“It’s Not Flying, It’s Falling With Style!”
As many of you are most likely aware (and hopefully have seen by this point), Man Of Steel, the latest in a long line of efforts to translate DC’s mightiest hero to the big screen, has been released and has performed rather well at the box office. Believe it or not, the Superman brand isn’t quite the sure-fire hit it once was so there was some initial doubt as to whether it would be a success, and while it hasn’t had as rapturous a response as a new Iron Man or Batman film, Man Of Steel has comfortably covered its production cost in the first weekend of release, which is a huge relief for all involved. It remains to be seen whether it can keep the momentum though, but right now that doesn’t matter as much because Warner Brothers are already fast tracking a sequel with David S. Goyer, Zack Snyder and the cast all returning to their respective roles. Goyer certainly has vision for the series, but there’s no denying that Man Of Steel could have benefited from a stronger writer at the helm.
Anyway, this article isn’t strictly about Man Of Steel per se – this is about a touching video that I came across depicting the evolution of flying in movie history. A short video, showing a scene from each film, accompanied with introspective music, it’s really interesting to see how the special effect has advanced over time. What’s most interesting though is the sheer lack of flying characters through cinema, it’s truly surprising to realize how few there have been, considering that half of the clips belong to various iterations of Superman over the years.

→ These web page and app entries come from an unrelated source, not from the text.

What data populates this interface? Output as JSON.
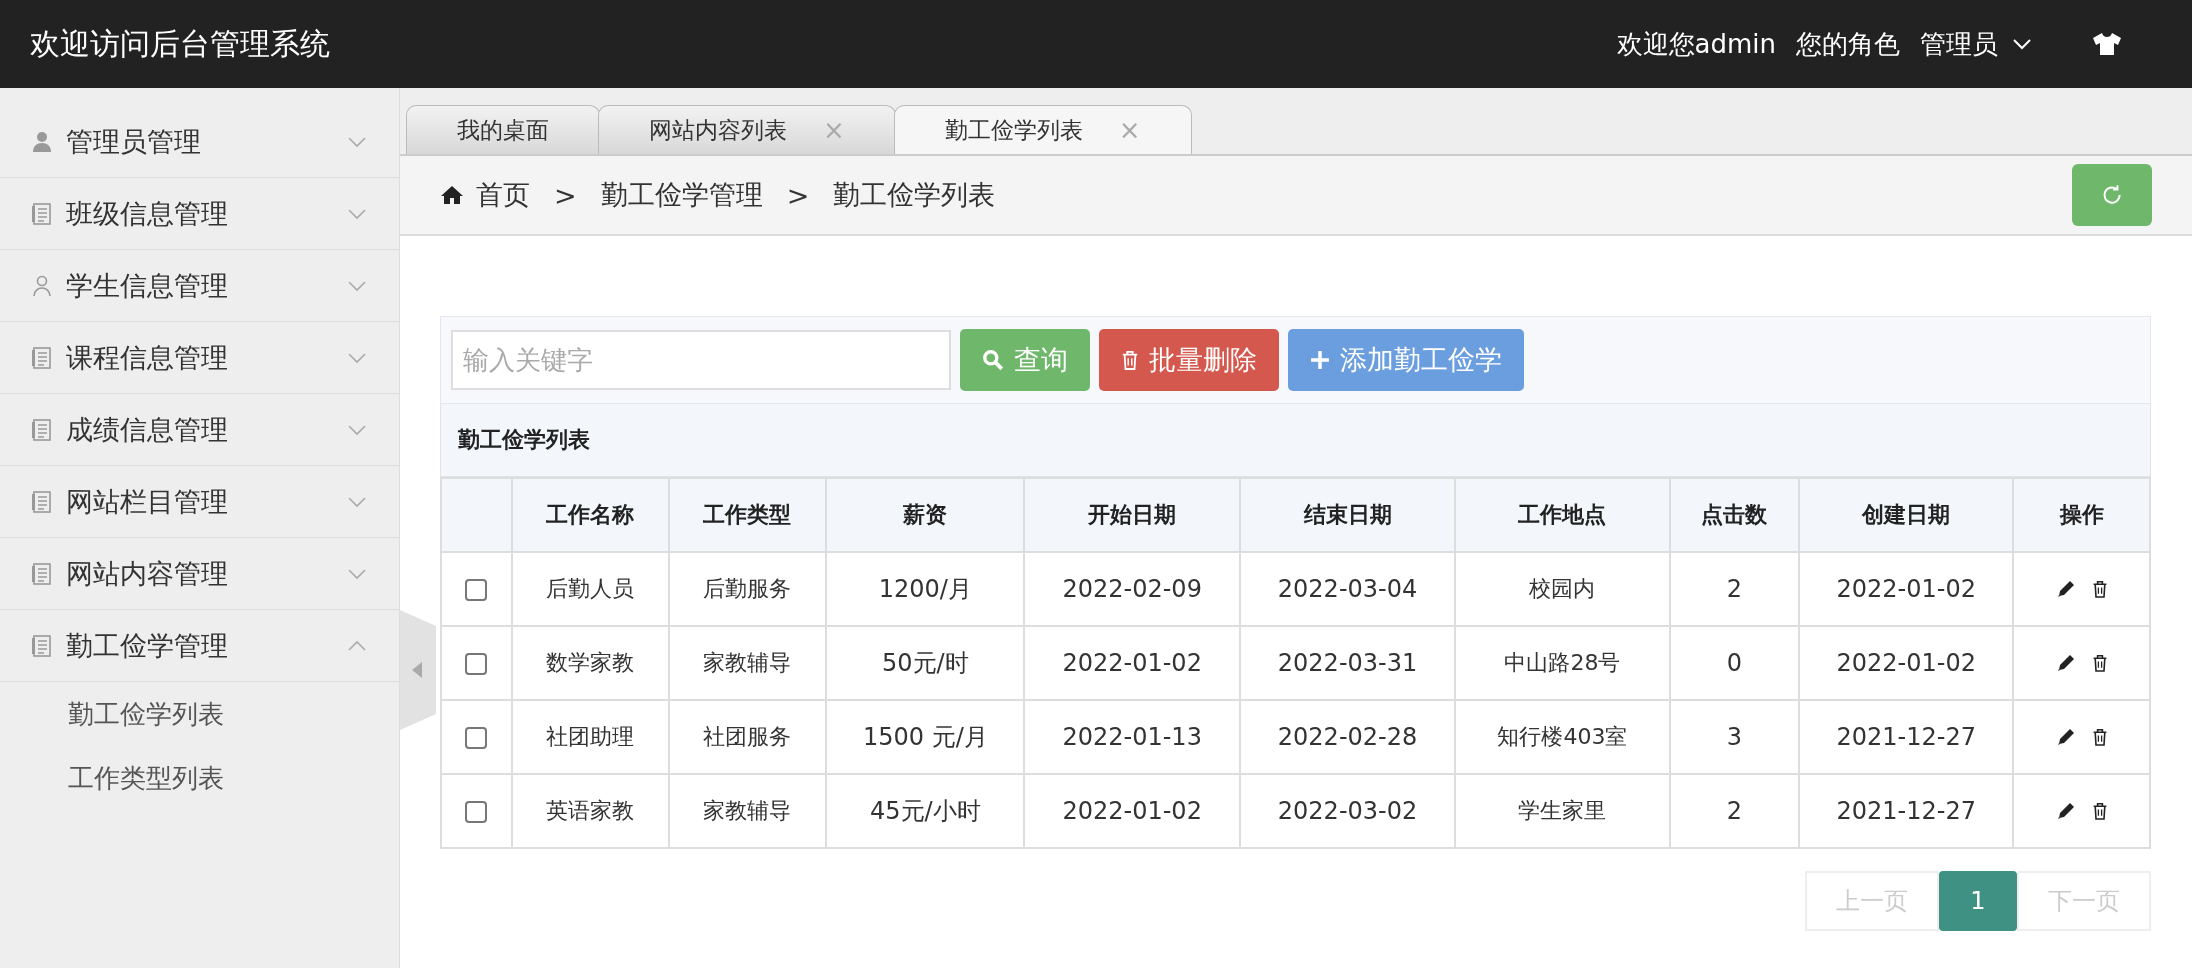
{
  "header": {
    "title": "欢迎访问后台管理系统",
    "welcome": "欢迎您admin",
    "role_label": "您的角色",
    "role": "管理员"
  },
  "sidebar": {
    "items": [
      {
        "label": "管理员管理",
        "expanded": false
      },
      {
        "label": "班级信息管理",
        "expanded": false
      },
      {
        "label": "学生信息管理",
        "expanded": false
      },
      {
        "label": "课程信息管理",
        "expanded": false
      },
      {
        "label": "成绩信息管理",
        "expanded": false
      },
      {
        "label": "网站栏目管理",
        "expanded": false
      },
      {
        "label": "网站内容管理",
        "expanded": false
      },
      {
        "label": "勤工俭学管理",
        "expanded": true,
        "children": [
          {
            "label": "勤工俭学列表"
          },
          {
            "label": "工作类型列表"
          }
        ]
      }
    ]
  },
  "tabs": [
    {
      "label": "我的桌面",
      "selected": false
    },
    {
      "label": "网站内容列表",
      "selected": false,
      "close": "×"
    },
    {
      "label": "勤工俭学列表",
      "selected": true,
      "close": "×"
    }
  ],
  "breadcrumb": [
    "首页",
    "勤工俭学管理",
    "勤工俭学列表"
  ],
  "breadcrumb_separator": ">",
  "toolbar": {
    "search": {
      "placeholder": "输入关键字"
    },
    "buttons": [
      {
        "kind": "search",
        "label": "查询"
      },
      {
        "kind": "delete",
        "label": "批量删除"
      },
      {
        "kind": "add",
        "label": "添加勤工俭学"
      }
    ]
  },
  "table": {
    "title": "勤工俭学列表",
    "columns": [
      "工作名称",
      "工作类型",
      "薪资",
      "开始日期",
      "结束日期",
      "工作地点",
      "点击数",
      "创建日期",
      "操作"
    ],
    "rows": [
      {
        "checked": false,
        "cells": [
          "后勤人员",
          "后勤服务",
          "1200/月",
          "2022-02-09",
          "2022-03-04",
          "校园内",
          "2",
          "2022-01-02"
        ]
      },
      {
        "checked": false,
        "cells": [
          "数学家教",
          "家教辅导",
          "50元/时",
          "2022-01-02",
          "2022-03-31",
          "中山路28号",
          "0",
          "2022-01-02"
        ]
      },
      {
        "checked": false,
        "cells": [
          "社团助理",
          "社团服务",
          "1500 元/月",
          "2022-01-13",
          "2022-02-28",
          "知行楼403室",
          "3",
          "2021-12-27"
        ]
      },
      {
        "checked": false,
        "cells": [
          "英语家教",
          "家教辅导",
          "45元/小时",
          "2022-01-02",
          "2022-03-02",
          "学生家里",
          "2",
          "2021-12-27"
        ]
      }
    ]
  },
  "pagination": [
    {
      "label": "上一页",
      "disabled": true,
      "selected": false
    },
    {
      "label": "1",
      "disabled": false,
      "selected": true
    },
    {
      "label": "下一页",
      "disabled": true,
      "selected": false
    }
  ]
}
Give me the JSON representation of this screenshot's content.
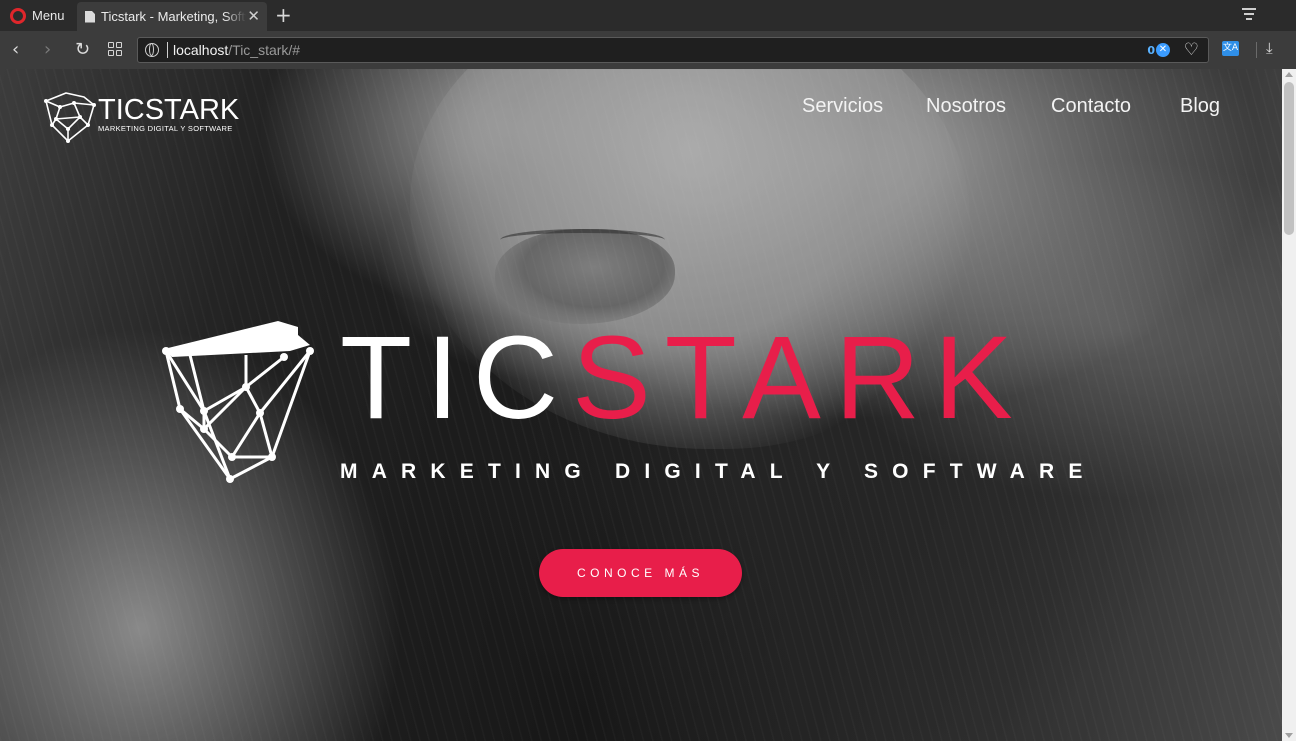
{
  "browser": {
    "menu_label": "Menu",
    "tab_title": "Ticstark - Marketing, Software",
    "tab_close": "✕",
    "new_tab": "+",
    "url_host": "localhost",
    "url_path": "/Tic_stark/#",
    "adblock_count": "0",
    "icons": [
      "opera-logo-icon",
      "document-icon",
      "close-icon",
      "plus-icon",
      "tab-menu-icon",
      "back-icon",
      "forward-icon",
      "reload-icon",
      "speed-dial-icon",
      "globe-icon",
      "adblock-icon",
      "heart-icon",
      "translate-icon",
      "download-icon"
    ]
  },
  "site": {
    "logo_word": "TICSTARK",
    "logo_tagline": "MARKETING DIGITAL Y SOFTWARE",
    "nav": [
      "Servicios",
      "Nosotros",
      "Contacto",
      "Blog"
    ],
    "hero": {
      "title_part1": "TIC",
      "title_part2": "STARK",
      "subtitle": "MARKETING DIGITAL Y SOFTWARE",
      "cta": "CONOCE MÁS"
    },
    "colors": {
      "accent": "#e81e4a",
      "text": "#ffffff"
    }
  }
}
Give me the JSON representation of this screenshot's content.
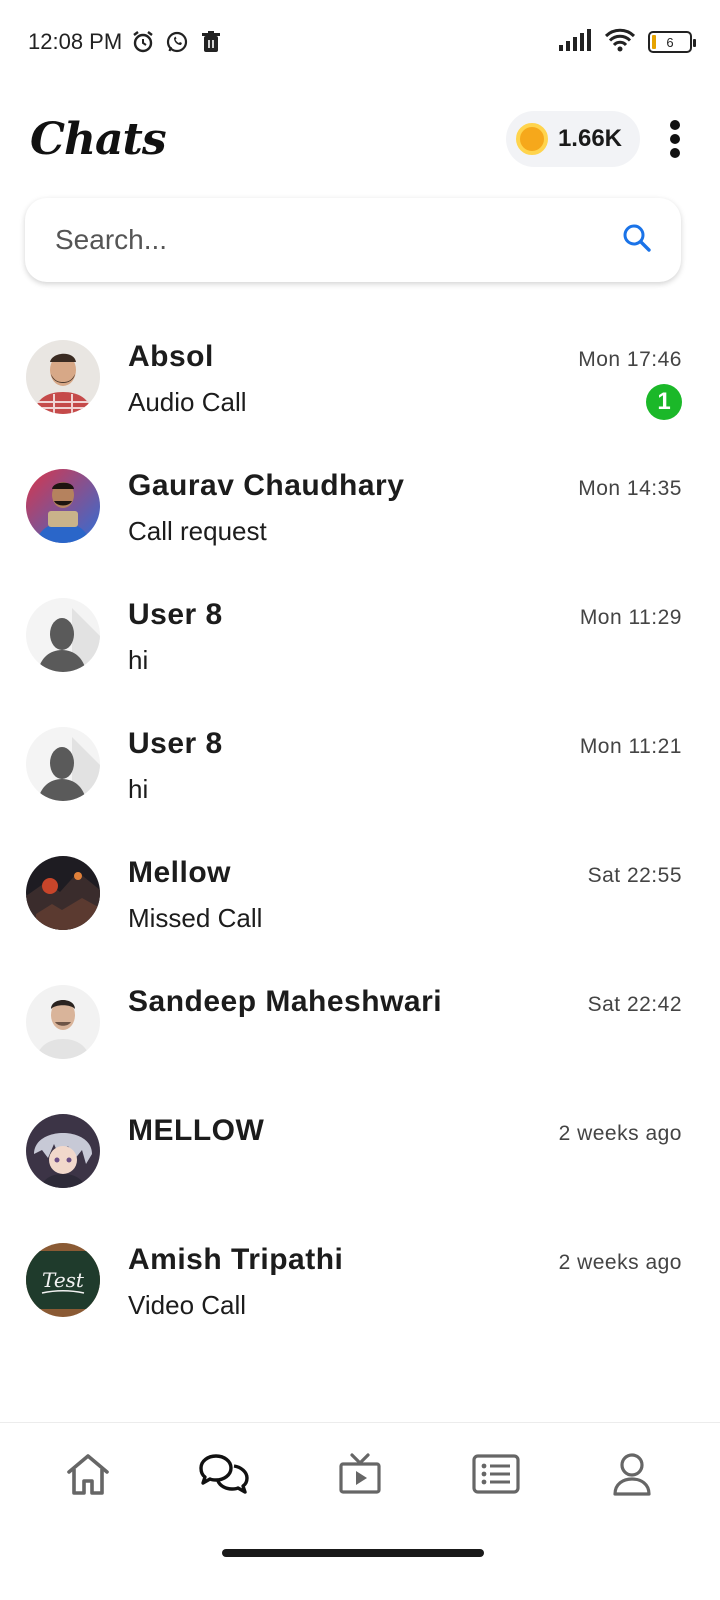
{
  "status_bar": {
    "time": "12:08 PM",
    "battery": "6",
    "icons": [
      "alarm-icon",
      "whatsapp-icon",
      "trash-icon",
      "signal-icon",
      "wifi-icon",
      "battery-icon"
    ]
  },
  "header": {
    "title": "Chats",
    "coins": "1.66K",
    "coin_color": "#f6a81b"
  },
  "search": {
    "placeholder": "Search...",
    "value": "",
    "icon": "search-icon",
    "icon_color": "#1a73e8"
  },
  "chats": [
    {
      "name": "Absol",
      "message": "Audio Call",
      "time": "Mon 17:46",
      "unread": "1",
      "avatar": "photo"
    },
    {
      "name": "Gaurav Chaudhary",
      "message": "Call request",
      "time": "Mon 14:35",
      "unread": "",
      "avatar": "photo"
    },
    {
      "name": "User 8",
      "message": "hi",
      "time": "Mon 11:29",
      "unread": "",
      "avatar": "placeholder"
    },
    {
      "name": "User 8",
      "message": "hi",
      "time": "Mon 11:21",
      "unread": "",
      "avatar": "placeholder"
    },
    {
      "name": "Mellow",
      "message": "Missed Call",
      "time": "Sat 22:55",
      "unread": "",
      "avatar": "photo"
    },
    {
      "name": "Sandeep Maheshwari",
      "message": "",
      "time": "Sat 22:42",
      "unread": "",
      "avatar": "photo"
    },
    {
      "name": "MELLOW",
      "message": "",
      "time": "2 weeks ago",
      "unread": "",
      "avatar": "photo"
    },
    {
      "name": "Amish Tripathi",
      "message": "Video Call",
      "time": "2 weeks ago",
      "unread": "",
      "avatar": "image-with-text",
      "avatar_text": "Test"
    }
  ],
  "unread_badge_color": "#1bb829",
  "bottom_nav": {
    "items": [
      "home-icon",
      "chats-icon",
      "tv-icon",
      "list-icon",
      "profile-icon"
    ],
    "active": "chats-icon"
  }
}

Then again, are they all accounted for? After some thought it occurred to me that the flying of Banshee and the venomous insect girl in X-Men: First Class have been omitted, but whether it was an oversight or something done deliberately by the video makers is unknown. Either way, it concludes stunningly with footage of Superman breaking the sound barrier in Man Of Steel. A fitting and powerful end to an interesting and small snippet of film history. Check out the full video below.